Tech giant Google has received a hefty $32m fine from South Korean authorities, for allegedly stifling competition and hurting local competitor One Store.
The company was served with a 42.1 billion won fine from the Korea Fair Trade Commission (KFTC) according to Reuters. The regulator cited Google’s policy of providing exposure to developers that published their games exclusively to Google Play between 2016 and 2018. Specifically they stated that one alternative storefront this affected was Korean competitor One Store, as well as developers and publishers such as NetMarble, Nexon and NCSoft.
Google was bullish about the fine, and a spokesperson is quoted as saying, “Google makes substantial investments in the success of developers, and we respectfully disagree with the KFTC’s conclusions.” However, it seems unlikely that parent company Alphabet Inc will be able to contest the fine although a number of courses of action are being considered.
Try Googling “How to avoid a fine”
Google’s infamously deep pockets as one of the most dominant tech companies on the planet are likely to reduce this fine to a relative annoyance. However what it symbolises is likely to have leadership sit up and take notice as it represents a further move to crack down on Google’s perceived negative practices. The company was previously fined a much larger $177m in 2021 for blocking devices from using forks (customised versions) of their Android OS.

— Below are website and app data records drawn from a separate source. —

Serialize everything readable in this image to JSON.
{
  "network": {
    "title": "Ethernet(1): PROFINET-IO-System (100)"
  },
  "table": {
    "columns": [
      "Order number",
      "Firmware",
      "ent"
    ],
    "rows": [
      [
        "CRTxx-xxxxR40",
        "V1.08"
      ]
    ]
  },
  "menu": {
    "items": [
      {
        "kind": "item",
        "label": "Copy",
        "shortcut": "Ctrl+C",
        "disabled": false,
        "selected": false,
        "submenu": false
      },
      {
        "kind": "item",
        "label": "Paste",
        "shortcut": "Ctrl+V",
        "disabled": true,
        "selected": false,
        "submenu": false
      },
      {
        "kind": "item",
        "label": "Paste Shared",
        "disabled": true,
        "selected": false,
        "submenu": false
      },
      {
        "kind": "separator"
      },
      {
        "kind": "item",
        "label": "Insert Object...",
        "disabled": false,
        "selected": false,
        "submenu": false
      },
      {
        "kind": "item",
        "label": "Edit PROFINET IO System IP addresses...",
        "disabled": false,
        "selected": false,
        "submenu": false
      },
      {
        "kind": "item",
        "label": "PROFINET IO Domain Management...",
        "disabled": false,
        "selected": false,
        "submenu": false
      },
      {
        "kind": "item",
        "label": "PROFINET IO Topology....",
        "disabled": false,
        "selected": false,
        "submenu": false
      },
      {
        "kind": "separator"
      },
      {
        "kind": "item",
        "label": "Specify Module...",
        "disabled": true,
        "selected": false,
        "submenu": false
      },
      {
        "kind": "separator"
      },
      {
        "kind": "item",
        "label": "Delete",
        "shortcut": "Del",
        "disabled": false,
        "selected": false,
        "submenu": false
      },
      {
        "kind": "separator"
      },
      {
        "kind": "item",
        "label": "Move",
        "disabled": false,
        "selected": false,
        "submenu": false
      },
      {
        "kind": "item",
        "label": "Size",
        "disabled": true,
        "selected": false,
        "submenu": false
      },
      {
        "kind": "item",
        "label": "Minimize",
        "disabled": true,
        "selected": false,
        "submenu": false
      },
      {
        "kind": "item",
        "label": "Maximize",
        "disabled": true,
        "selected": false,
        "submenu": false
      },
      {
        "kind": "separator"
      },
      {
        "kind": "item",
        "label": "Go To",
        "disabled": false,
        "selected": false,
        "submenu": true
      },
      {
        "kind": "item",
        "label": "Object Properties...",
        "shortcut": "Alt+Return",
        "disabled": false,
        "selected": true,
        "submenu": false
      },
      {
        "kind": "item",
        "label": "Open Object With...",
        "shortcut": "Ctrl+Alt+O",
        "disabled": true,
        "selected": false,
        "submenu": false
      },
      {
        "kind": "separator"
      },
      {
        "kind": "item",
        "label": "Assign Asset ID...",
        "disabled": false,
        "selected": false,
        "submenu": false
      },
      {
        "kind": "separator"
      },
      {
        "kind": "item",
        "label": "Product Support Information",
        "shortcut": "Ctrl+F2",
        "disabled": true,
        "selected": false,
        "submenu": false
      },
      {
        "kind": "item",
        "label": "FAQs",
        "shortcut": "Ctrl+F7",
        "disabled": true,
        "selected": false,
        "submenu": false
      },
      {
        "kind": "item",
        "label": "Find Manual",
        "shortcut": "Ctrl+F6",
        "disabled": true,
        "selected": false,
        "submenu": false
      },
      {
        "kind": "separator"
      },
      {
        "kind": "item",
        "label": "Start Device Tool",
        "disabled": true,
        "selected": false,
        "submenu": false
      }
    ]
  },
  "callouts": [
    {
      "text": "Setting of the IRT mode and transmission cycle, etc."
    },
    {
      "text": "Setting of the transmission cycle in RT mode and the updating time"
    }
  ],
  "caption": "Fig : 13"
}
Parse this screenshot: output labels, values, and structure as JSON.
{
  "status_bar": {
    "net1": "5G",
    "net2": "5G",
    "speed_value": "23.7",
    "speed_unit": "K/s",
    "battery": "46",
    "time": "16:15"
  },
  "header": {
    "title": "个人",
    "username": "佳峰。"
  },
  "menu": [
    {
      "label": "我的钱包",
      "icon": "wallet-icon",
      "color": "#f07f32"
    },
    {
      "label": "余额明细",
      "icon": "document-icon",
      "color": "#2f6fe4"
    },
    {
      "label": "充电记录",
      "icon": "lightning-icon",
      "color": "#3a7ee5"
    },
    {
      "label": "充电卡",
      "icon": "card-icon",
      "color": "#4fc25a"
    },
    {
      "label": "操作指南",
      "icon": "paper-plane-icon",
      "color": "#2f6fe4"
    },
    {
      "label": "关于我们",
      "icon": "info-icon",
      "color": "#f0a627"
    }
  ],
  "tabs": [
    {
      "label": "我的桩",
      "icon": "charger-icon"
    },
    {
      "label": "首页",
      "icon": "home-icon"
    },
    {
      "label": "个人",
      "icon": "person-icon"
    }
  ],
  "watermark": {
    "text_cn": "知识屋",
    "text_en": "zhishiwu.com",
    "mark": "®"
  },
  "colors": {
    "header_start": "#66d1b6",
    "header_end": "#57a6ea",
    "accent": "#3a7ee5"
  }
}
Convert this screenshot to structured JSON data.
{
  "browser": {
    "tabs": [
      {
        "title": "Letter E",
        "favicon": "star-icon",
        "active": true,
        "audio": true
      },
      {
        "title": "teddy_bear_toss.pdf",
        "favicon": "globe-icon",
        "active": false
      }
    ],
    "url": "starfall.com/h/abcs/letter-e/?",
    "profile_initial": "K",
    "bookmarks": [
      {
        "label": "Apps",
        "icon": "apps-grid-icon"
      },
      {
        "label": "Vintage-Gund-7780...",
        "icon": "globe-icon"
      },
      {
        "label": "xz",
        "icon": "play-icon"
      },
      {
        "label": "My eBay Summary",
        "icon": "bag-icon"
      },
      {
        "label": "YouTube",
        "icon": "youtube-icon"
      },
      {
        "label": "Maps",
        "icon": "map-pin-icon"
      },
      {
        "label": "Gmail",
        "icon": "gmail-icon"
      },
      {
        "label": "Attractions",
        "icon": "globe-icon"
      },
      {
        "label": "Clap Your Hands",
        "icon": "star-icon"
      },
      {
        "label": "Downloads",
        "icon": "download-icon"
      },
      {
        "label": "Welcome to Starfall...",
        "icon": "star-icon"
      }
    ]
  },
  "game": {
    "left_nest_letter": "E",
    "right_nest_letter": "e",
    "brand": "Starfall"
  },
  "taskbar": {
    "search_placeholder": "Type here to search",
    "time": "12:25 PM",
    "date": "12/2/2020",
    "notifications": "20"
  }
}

While Apple typically receives the brunt of criticism for the iron grip it keeps on its ecosystem, the Google fine is a stark reminder that many of these companies are being scrutinised heavily. The fact that mobile games served as a flashpoint for this fine is at once a marker of their importance and a worrying indicator that exclusivity and publishing could serve as a political football. Something that, when many developers and publishers are buckling down for a more sedate 2023, few will want to deal with it.